DATA FOR THIS EXERCISE ::
----
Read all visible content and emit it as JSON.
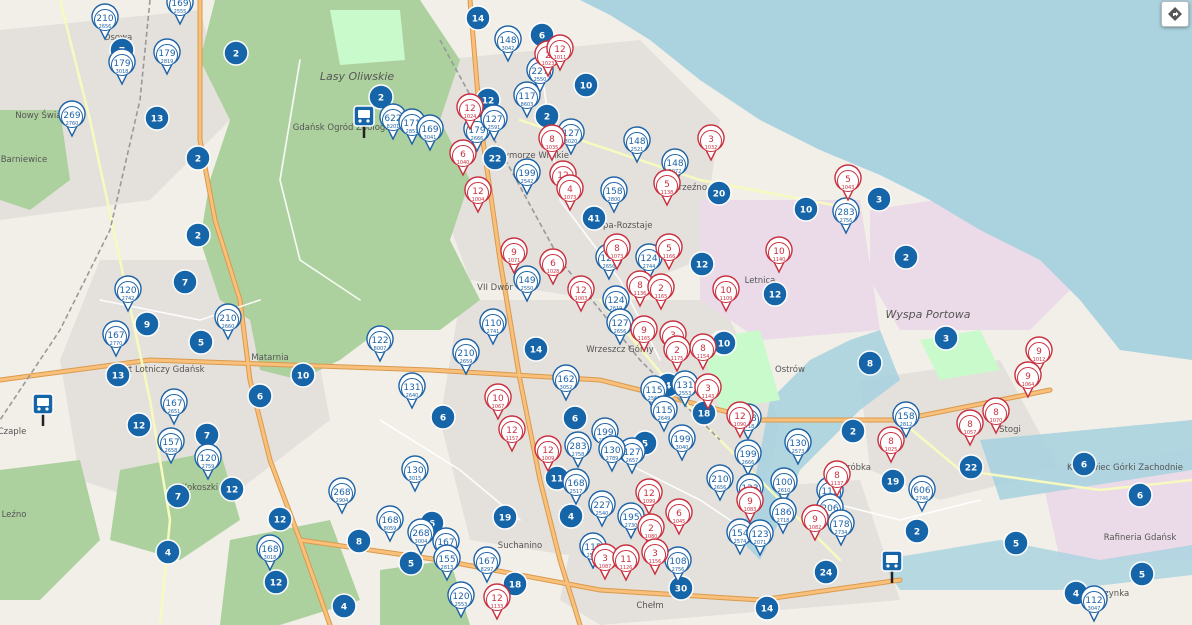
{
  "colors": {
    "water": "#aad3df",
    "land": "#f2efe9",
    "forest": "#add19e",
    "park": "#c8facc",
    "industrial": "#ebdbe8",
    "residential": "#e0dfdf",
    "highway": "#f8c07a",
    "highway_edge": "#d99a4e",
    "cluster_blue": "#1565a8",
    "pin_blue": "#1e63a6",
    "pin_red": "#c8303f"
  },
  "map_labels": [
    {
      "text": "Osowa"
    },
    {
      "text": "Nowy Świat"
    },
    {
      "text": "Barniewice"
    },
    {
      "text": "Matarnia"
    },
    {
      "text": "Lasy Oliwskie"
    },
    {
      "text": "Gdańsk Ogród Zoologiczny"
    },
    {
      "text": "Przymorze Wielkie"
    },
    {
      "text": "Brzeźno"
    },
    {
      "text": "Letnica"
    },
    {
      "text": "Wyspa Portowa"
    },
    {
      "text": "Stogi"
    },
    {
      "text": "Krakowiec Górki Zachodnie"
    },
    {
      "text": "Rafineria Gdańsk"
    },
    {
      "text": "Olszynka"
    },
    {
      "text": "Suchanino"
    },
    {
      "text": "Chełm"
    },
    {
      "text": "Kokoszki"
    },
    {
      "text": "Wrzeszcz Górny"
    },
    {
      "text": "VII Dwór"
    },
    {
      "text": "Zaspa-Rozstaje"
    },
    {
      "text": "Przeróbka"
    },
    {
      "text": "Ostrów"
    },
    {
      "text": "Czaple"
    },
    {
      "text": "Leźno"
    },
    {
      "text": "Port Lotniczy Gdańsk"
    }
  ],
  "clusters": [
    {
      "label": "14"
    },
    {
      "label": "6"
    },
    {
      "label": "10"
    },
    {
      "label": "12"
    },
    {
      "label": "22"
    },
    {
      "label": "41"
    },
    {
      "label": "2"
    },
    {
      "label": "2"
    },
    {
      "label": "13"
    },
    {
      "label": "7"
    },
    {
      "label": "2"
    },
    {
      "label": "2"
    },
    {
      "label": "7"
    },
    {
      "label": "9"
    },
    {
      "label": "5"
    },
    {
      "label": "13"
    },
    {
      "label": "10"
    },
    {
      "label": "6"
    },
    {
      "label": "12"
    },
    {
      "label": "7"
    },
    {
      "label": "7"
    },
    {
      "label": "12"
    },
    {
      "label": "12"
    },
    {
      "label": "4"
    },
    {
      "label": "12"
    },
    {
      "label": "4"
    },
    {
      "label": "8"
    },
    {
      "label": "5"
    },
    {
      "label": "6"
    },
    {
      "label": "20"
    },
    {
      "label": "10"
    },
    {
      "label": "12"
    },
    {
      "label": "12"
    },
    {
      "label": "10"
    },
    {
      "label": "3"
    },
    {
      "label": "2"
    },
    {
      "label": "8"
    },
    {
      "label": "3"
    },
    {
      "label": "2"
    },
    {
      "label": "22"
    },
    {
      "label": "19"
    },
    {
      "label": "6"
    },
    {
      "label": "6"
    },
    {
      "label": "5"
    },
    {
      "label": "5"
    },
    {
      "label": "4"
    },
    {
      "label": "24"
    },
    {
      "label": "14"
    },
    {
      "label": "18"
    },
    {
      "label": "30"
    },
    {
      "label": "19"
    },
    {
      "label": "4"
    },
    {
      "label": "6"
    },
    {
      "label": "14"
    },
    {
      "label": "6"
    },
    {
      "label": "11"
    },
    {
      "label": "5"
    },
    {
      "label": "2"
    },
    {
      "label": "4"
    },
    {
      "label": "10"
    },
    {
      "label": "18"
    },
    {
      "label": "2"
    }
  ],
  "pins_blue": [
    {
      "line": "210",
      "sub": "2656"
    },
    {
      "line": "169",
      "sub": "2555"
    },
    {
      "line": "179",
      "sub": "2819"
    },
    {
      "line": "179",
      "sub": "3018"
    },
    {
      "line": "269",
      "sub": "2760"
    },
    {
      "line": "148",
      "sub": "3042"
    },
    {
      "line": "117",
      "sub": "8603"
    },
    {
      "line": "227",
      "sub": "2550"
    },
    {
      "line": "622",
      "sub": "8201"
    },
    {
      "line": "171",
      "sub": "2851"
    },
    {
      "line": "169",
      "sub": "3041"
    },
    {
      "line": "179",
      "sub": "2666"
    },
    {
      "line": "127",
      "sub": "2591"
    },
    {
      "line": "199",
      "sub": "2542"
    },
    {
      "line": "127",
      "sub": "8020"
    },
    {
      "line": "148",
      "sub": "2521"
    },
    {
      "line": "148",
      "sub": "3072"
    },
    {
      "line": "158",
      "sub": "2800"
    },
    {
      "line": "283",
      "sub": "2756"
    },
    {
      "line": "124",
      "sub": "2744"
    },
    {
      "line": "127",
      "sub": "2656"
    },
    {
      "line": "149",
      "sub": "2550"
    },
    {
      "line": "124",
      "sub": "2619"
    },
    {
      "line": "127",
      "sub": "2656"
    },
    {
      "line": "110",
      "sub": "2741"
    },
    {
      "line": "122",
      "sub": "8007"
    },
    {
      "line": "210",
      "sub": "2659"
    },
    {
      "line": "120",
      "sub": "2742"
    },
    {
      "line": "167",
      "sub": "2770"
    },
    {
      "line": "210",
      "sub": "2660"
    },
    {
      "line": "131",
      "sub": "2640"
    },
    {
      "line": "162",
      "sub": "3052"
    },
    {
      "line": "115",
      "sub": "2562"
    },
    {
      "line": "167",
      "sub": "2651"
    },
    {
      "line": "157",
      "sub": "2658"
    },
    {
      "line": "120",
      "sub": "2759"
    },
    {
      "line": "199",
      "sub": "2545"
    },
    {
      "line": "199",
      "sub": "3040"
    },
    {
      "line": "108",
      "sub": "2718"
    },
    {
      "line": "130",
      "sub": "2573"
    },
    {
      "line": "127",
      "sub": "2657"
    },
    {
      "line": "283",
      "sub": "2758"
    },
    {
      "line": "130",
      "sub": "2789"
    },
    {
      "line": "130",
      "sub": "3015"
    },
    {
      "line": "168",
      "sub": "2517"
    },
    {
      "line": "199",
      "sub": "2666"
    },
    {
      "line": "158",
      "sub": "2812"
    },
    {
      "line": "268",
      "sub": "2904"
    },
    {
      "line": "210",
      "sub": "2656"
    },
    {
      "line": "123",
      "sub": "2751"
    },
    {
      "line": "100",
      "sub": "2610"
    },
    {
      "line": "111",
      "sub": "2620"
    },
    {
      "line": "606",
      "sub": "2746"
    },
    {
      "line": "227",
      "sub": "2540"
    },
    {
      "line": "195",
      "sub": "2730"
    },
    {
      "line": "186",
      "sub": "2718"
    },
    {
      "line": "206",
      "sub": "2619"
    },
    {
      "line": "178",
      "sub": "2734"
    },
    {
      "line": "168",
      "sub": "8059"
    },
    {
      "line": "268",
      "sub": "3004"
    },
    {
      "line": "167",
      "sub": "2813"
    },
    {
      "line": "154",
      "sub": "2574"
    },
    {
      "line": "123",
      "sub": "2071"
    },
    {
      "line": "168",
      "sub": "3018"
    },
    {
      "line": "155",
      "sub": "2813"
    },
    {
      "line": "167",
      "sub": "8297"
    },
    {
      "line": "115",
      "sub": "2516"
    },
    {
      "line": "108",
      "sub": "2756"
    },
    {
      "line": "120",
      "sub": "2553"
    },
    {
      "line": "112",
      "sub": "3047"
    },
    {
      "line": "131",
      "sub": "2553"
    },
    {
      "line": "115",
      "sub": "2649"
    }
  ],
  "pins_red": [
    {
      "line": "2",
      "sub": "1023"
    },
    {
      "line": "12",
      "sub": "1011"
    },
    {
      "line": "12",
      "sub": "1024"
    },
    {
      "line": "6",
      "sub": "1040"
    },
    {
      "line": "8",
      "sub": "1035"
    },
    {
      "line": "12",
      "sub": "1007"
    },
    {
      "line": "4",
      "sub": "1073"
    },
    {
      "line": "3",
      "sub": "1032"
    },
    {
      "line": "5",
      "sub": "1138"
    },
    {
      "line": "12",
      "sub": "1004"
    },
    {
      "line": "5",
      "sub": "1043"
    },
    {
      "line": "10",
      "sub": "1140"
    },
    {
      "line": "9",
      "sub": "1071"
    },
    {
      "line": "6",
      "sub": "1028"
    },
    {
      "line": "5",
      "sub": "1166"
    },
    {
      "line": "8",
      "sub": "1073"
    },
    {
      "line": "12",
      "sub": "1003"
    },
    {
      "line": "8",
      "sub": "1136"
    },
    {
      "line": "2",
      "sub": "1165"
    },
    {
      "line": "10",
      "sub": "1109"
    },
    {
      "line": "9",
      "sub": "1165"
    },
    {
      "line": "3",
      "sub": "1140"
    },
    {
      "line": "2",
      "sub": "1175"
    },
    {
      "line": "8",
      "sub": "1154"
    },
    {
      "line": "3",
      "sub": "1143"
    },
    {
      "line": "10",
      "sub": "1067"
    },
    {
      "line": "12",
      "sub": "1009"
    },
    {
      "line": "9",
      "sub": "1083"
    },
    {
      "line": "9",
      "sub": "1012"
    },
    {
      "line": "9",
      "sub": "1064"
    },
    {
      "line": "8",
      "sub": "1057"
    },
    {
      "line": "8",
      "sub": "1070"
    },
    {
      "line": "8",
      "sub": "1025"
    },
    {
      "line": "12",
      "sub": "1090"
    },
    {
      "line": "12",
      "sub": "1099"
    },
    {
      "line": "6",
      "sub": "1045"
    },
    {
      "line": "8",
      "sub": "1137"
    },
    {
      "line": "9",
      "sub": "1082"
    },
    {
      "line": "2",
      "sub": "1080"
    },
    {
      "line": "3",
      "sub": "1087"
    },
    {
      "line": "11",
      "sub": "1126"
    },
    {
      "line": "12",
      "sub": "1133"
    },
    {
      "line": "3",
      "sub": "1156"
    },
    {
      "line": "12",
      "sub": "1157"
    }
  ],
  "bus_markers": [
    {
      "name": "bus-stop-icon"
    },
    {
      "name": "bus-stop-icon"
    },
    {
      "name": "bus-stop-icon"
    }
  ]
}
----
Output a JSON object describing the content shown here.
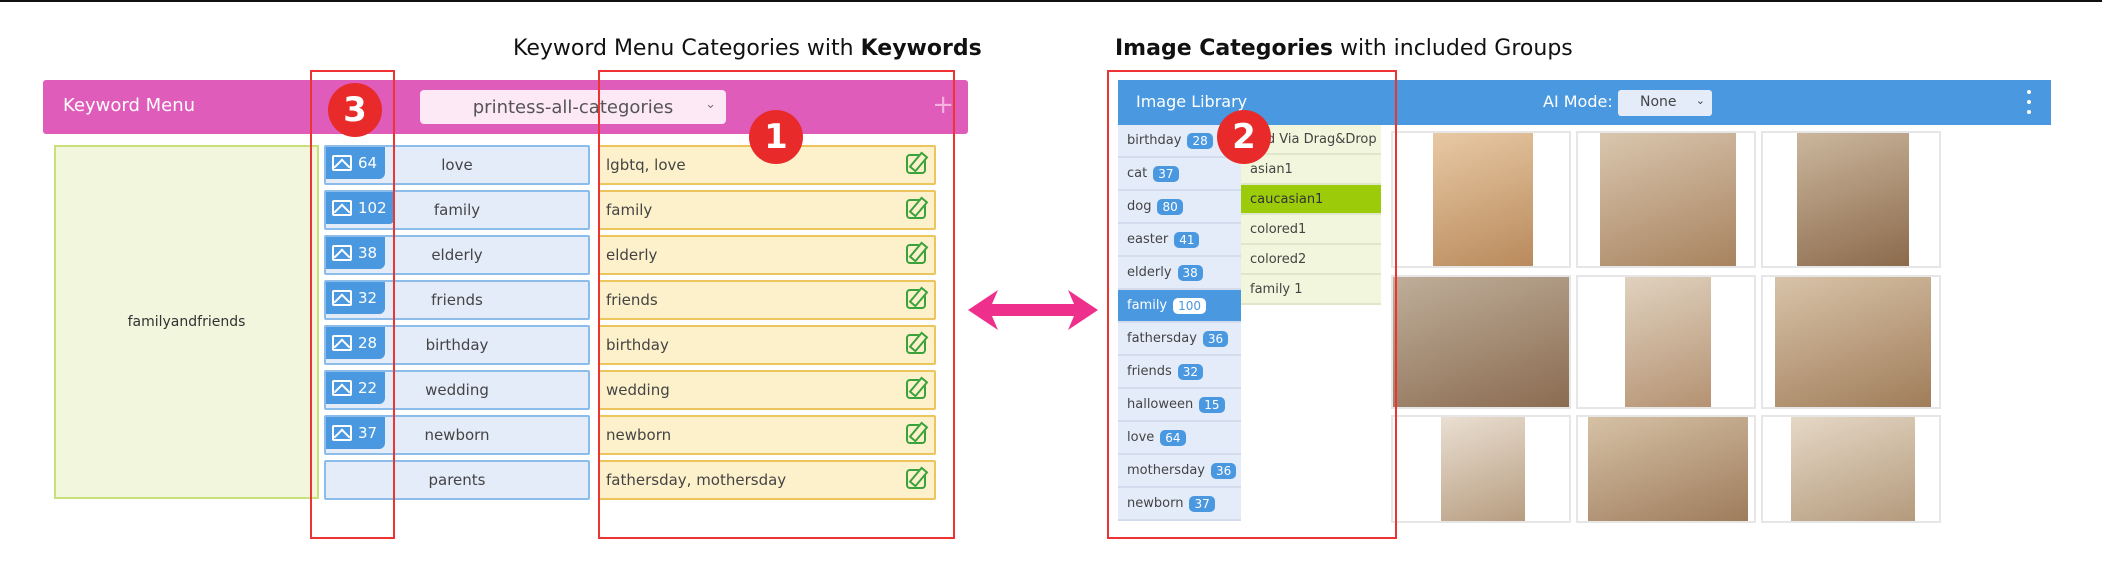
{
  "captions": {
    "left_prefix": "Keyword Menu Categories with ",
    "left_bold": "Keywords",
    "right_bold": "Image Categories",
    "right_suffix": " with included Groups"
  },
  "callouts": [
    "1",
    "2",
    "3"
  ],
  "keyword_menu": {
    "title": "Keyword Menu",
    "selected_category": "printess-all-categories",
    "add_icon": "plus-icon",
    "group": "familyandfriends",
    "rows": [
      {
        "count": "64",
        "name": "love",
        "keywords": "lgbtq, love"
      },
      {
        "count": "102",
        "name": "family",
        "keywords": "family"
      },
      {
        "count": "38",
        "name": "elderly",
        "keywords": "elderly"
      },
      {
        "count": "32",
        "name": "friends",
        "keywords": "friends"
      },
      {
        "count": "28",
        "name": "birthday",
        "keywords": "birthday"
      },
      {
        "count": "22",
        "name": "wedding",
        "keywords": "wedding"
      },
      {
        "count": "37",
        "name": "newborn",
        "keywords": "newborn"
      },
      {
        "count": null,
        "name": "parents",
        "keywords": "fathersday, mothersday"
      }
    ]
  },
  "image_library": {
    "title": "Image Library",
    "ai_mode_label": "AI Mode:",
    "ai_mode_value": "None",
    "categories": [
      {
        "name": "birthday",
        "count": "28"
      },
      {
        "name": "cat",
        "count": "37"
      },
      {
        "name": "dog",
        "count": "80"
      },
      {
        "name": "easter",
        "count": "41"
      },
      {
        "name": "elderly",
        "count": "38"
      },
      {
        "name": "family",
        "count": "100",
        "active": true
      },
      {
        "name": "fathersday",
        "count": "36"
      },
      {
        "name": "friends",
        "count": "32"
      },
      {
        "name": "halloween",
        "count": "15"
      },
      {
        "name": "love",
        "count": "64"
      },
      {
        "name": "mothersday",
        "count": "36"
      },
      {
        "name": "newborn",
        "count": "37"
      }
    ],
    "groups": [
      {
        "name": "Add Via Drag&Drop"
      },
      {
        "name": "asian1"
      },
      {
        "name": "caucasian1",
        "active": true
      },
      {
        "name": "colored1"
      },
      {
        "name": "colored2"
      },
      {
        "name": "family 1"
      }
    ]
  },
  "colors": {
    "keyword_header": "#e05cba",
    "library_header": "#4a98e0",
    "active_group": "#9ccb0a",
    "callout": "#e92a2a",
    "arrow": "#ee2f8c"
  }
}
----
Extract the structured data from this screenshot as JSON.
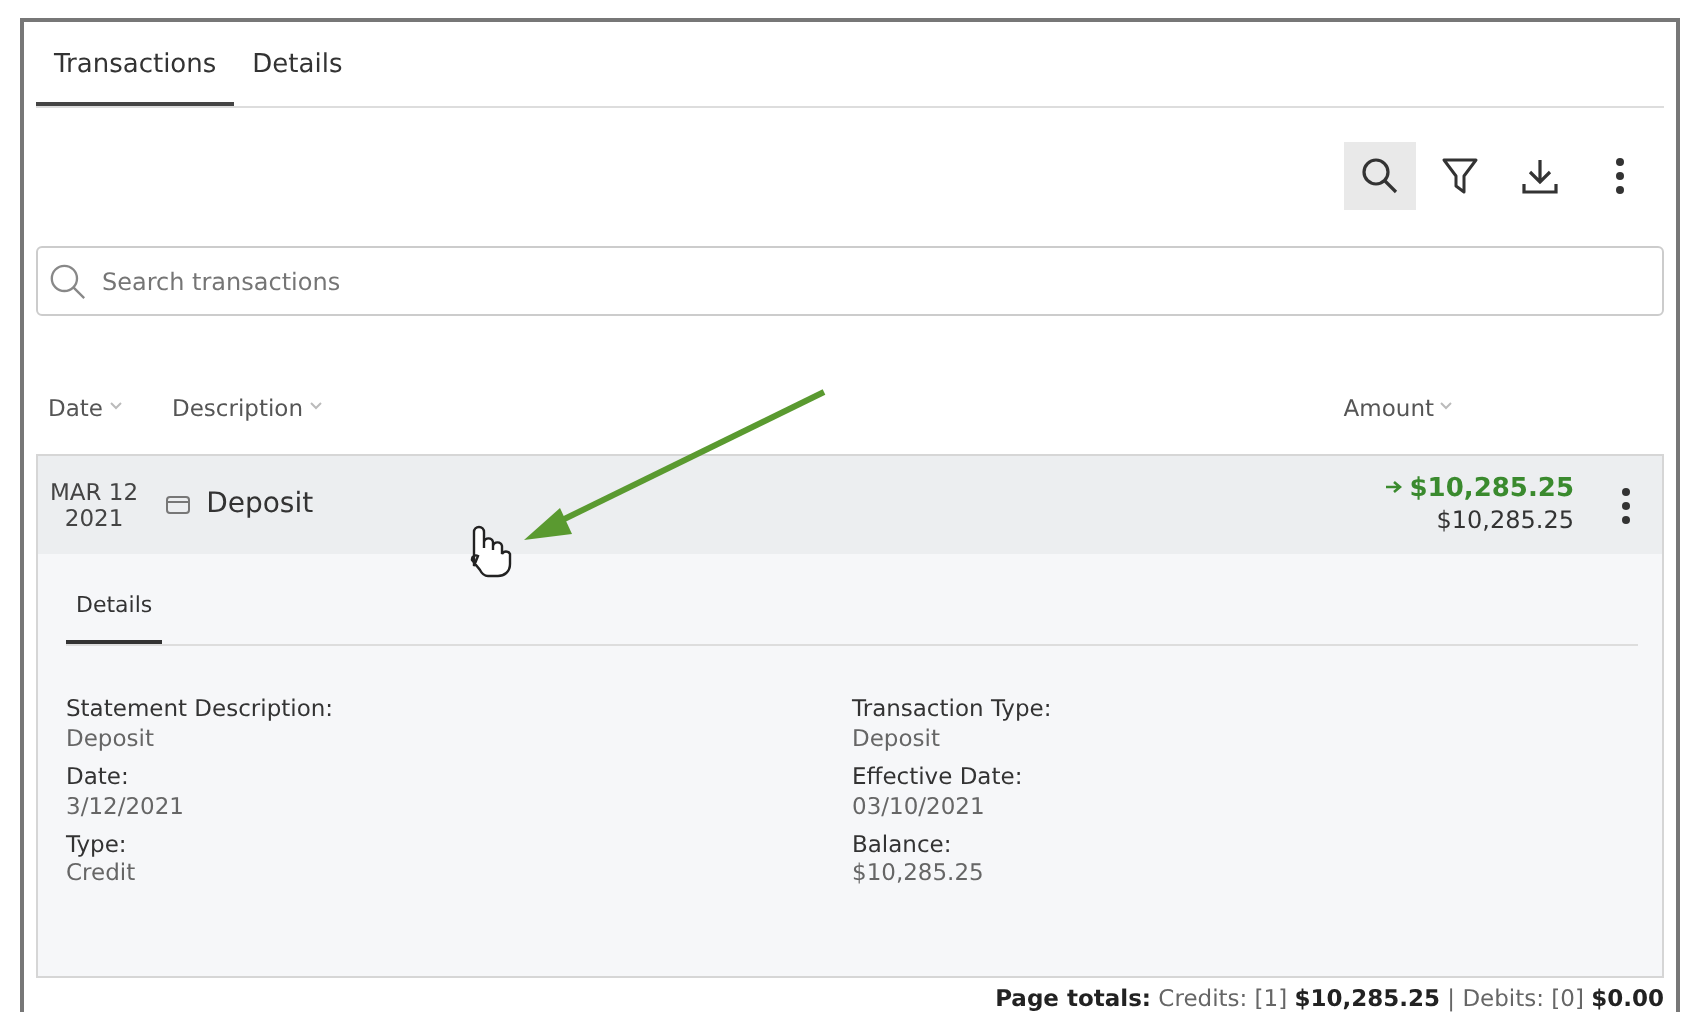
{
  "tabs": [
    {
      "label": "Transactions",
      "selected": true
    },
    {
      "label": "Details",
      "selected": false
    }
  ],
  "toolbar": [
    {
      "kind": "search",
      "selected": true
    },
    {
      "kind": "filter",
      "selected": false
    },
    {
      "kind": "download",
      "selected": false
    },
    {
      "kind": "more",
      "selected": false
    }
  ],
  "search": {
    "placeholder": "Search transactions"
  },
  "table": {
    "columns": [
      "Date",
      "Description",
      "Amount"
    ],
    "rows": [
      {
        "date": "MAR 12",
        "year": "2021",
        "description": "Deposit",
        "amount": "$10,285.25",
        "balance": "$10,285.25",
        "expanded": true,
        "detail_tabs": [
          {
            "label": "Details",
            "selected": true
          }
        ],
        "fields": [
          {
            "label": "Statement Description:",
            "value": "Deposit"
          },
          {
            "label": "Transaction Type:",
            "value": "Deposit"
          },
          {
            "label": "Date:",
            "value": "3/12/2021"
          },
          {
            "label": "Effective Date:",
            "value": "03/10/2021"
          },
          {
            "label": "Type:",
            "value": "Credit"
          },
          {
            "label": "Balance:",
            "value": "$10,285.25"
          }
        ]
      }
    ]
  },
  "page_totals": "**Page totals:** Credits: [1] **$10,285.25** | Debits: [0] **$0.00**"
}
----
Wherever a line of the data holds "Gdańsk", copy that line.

OUTPUT OF THE TASK ::
      "text": "Gdańsk Ogród Zoologiczny"
      "text": "Rafineria Gdańsk"
      "text": "Port Lotniczy Gdańsk"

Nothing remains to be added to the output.